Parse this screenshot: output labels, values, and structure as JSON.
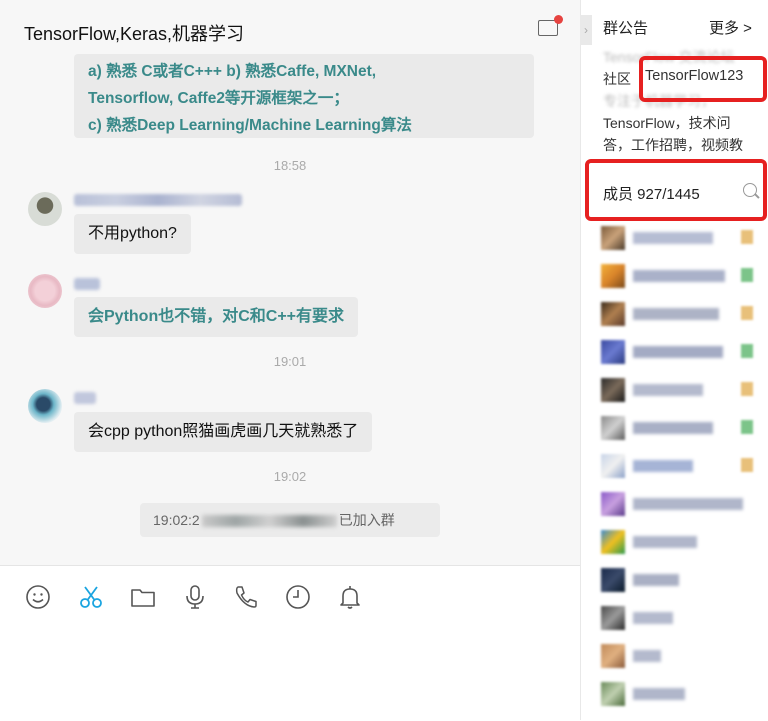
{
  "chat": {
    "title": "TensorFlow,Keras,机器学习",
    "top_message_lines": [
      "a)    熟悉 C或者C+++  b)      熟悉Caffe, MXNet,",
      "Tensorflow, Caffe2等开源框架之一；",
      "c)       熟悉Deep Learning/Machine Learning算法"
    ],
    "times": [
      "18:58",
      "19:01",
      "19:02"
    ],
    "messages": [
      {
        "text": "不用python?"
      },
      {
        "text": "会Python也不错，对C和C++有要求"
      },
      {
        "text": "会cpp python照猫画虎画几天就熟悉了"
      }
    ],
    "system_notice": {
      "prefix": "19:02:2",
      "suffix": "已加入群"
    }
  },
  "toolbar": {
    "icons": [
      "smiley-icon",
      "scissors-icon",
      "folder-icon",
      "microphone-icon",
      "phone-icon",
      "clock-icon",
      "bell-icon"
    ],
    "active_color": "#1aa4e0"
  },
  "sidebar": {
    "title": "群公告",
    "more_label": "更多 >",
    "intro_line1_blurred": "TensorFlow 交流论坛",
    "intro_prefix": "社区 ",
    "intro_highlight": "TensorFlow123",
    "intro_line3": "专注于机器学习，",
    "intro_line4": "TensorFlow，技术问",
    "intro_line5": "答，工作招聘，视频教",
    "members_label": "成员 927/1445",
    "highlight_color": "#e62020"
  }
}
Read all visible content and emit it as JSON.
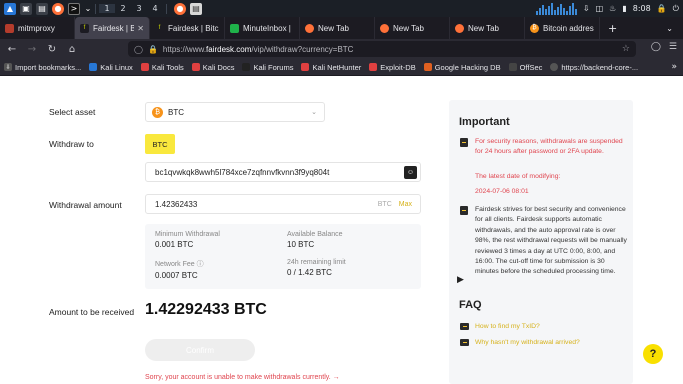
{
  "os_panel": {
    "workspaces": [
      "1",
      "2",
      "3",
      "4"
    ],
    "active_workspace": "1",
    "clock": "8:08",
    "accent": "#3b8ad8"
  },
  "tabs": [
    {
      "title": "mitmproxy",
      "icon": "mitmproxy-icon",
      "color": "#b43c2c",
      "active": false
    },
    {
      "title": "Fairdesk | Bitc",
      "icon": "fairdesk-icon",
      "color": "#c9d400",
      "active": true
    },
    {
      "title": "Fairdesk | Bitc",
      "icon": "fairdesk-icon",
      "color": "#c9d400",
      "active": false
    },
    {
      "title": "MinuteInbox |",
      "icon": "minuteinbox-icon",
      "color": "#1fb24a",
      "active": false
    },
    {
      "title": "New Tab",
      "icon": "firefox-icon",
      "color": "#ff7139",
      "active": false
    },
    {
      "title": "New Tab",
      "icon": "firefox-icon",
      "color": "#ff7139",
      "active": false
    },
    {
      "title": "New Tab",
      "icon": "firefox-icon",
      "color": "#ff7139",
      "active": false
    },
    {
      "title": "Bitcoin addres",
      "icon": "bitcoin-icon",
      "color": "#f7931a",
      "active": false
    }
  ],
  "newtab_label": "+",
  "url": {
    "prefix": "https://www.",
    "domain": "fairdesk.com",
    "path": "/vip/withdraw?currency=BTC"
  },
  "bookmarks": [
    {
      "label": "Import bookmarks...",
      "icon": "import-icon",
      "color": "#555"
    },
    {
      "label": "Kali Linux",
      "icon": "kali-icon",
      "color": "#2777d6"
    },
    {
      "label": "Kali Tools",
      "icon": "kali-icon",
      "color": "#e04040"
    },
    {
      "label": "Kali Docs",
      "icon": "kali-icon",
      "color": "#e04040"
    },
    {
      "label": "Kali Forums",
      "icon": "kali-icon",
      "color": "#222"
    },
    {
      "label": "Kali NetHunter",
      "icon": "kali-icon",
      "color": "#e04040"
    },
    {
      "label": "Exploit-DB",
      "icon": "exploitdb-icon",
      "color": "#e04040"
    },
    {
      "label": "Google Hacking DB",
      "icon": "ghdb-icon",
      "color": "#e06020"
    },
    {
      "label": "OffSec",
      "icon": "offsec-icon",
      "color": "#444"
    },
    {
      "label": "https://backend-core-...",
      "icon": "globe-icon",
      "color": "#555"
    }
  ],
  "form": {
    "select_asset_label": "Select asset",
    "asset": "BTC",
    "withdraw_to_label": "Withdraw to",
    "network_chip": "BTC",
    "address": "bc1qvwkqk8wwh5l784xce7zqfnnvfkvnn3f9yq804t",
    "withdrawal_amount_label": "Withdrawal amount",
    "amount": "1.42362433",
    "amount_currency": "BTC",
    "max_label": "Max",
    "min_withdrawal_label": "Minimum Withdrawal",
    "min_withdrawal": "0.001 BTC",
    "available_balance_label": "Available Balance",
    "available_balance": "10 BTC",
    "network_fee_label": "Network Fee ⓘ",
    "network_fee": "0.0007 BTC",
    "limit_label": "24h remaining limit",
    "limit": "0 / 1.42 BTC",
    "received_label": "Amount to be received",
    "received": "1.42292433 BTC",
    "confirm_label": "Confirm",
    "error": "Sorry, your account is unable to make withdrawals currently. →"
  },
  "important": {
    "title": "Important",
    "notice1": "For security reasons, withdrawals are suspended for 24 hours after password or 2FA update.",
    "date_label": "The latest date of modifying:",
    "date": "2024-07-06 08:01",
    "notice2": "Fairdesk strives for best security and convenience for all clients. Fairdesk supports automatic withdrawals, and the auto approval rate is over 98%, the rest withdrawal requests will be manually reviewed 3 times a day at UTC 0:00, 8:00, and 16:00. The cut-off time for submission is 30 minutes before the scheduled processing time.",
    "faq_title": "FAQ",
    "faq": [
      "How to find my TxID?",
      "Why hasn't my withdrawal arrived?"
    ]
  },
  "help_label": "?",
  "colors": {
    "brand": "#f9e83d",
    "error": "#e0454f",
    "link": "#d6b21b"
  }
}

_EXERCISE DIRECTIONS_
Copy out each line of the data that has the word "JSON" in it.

_ANSWER FOR THE TASK_
Parse this screenshot: output labels, values, and structure as JSON.
Read all visible content and emit it as JSON.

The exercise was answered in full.